People around the world find themselves in the midst of one great, shared experience. Social distancing and large-scalquarantine measures became the norm in the months of March and April for many in the U.S. Colleges and schools stand empty, workplace conversations take place on laptops around kitchen tables or, in many industries, not at all. We spoke with a few of our members whose lives, work and studies have been directly impacted since governments across the U.S. took measures to slow COVID-19’s spread.
Dr. Nyla Ali Khan is a professor at Rose State College, Midwest City, Oklahoma and taught as a Visiting Professor at the University of Oklahoma. Formerly, she was a professor at the University of Nebraska-Kearney. She received her Ph.D. in English Literature and her Masters in Postcolonial Literature and Theory at the University of Oklahoma. Author of several published articles, book reviews and editorials, she has edited Parchment of Kashmir, a collection of essays on Jammu and Kashmir, written four books, including The Fiction of Nationality in an Era of Transnationalism and Islam, Women, and Violence in Kashmir: Between Indian and Pakistan.
How did the COVID-19 issue impact your day-to-day work?
“The transition to the virtual world has not been a cakewalk for everyone. Several people, particularly of my parents’ generation, are not technology friendly but are now having to adapt to talking with friends and family via Skype or Zoom.
“I have several students who are trying to make ends meet in the midst of this unforeseen crisis. Some of them are now working two jobs, so they can pay their bills.
“Others are working hard to support those of their family members who have been furloughed. There are some who don’t have Wifi access or erratic internet connections, and cannot participate in Zoom meetings as efficiently as they would like to. A couple of days ago, one of my students participated in a Zoom meeting from her car, because her entire family was in the house and she couldn’t concentrate. I saw determination and perseverance in these kids. Several of them pushed themselves to meet deadlines and step up to the plate. They learned to see their challenges as opportunities to grow, and, as an academic, I am here for them.
“While the transition to online classes came with its set of challenges, my students did not throw in the towel. On the contrary, they adjusted to their new reality with a newfound confidence. In the last Zoom session with one of my classes earlier today, everyone got a little sentimental while acknowledging how much we had learned from one another. I am glad that my students and I were able to create a safe environment in which we examined our locations of privilege and sought emotional empowerment in order to understand systems that have generated a culture of silence about systemic discrimination. It has been an invaluable educational experience to hear my students make presentations on their intellectual interests in a world transformed by COVID-19.”
Have there been any positives you can point to in terms of new ways of doing business or working that have come during this time?
“In the wake of the outbreak of COVID-19, bewilderment reigns supreme. Self-imposed isolation is the new social order. People are experiencing a loneliness epidemic because of social distancing. Compassion is rarely expressed, because everyone is looking out for her/himself. I have realized that we need a global response not just to COVID-19 but to humanitarian disasters that have followed in its wake. A lot of us focus on big achievements, forgetting that the small moments count as much as the big ones.

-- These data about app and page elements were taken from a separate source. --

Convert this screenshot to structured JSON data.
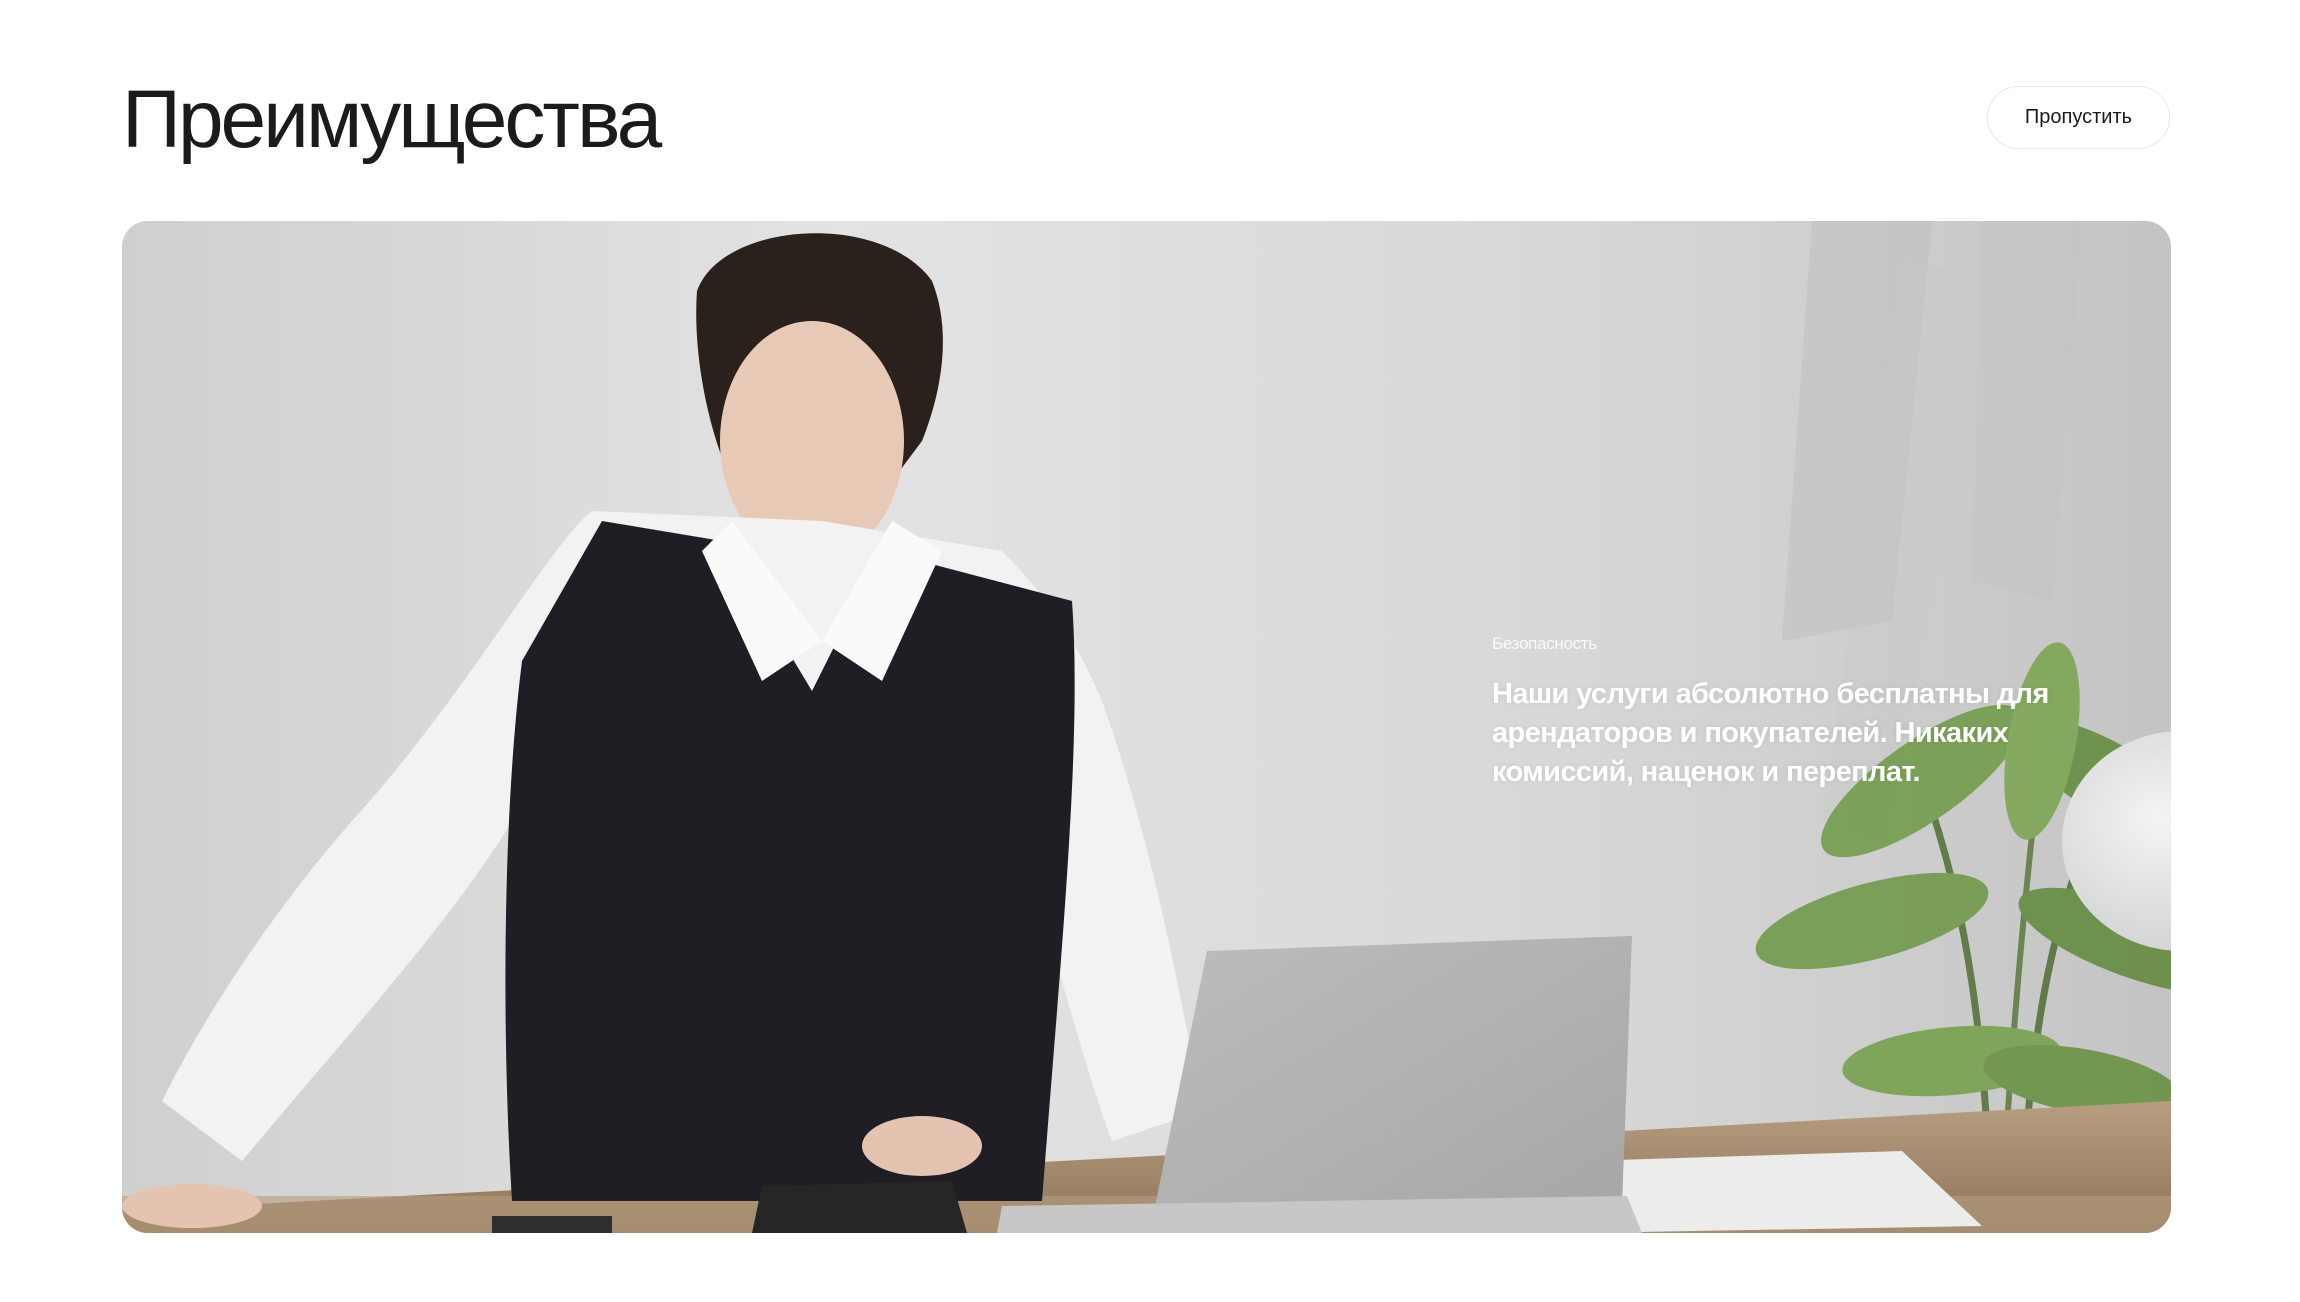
{
  "header": {
    "title": "Преимущества",
    "skip_label": "Пропустить"
  },
  "hero": {
    "eyebrow": "Безопасность",
    "heading": "Наши услуги абсолютно бесплатны для арендаторов и покупателей. Никаких комиссий, наценок и переплат."
  },
  "colors": {
    "background": "#ffffff",
    "title_text": "#1b1b1b",
    "hero_text": "#ffffff",
    "button_border": "#e7e7e7"
  }
}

“When it comes to my students, I want to be present not just for the big moments, but for the small ones as well. There is potential for meaning in every moment. COVID-19 compels me to rethink perceptions that some of us thought were unquestionable and self-axiomatic.
“During this period, my students and I built bridges and worked with sincerity. We cannot afford to hamper progressive political and social change. We realized more than ever that we cannot afford to section off humanity into various “races” and various “worlds,” because that robs us of our power to prevent disease from destroying the world. In spite of the physical delineation of the boundaries, we all live in one zone. Our hopes, aspirations, fears, and dangers are the same.
“During this period, my students and I realized more than ever that we are all connected by the common bond of humanity, and that we can take control by holding up with dignity and resilience when adversity knocks on our doors.”
In terms of your international activities, how have those been impacted by the past three months?
“All of us are trying to adjust to the unforeseen changes brought about by the onset of COVID-19. Although traveling to other parts of the world has been incredibly difficult, my life has not been devoid of meaning.
“I have continued to write for international periodicals/ publications, and my work on issues of global import has been appearing in print as well as online editions of those publications. I was also interviewed by the Institute of Peace and Diplomatic Studies, Pakistan, which has recently launched a digital live show, “Global Women Insight,” to talk with “inspiring women leaders about their lives, struggles, and leadership.” My interview was watched by an audience comprising people from various parts of the world, particularly South Asia.”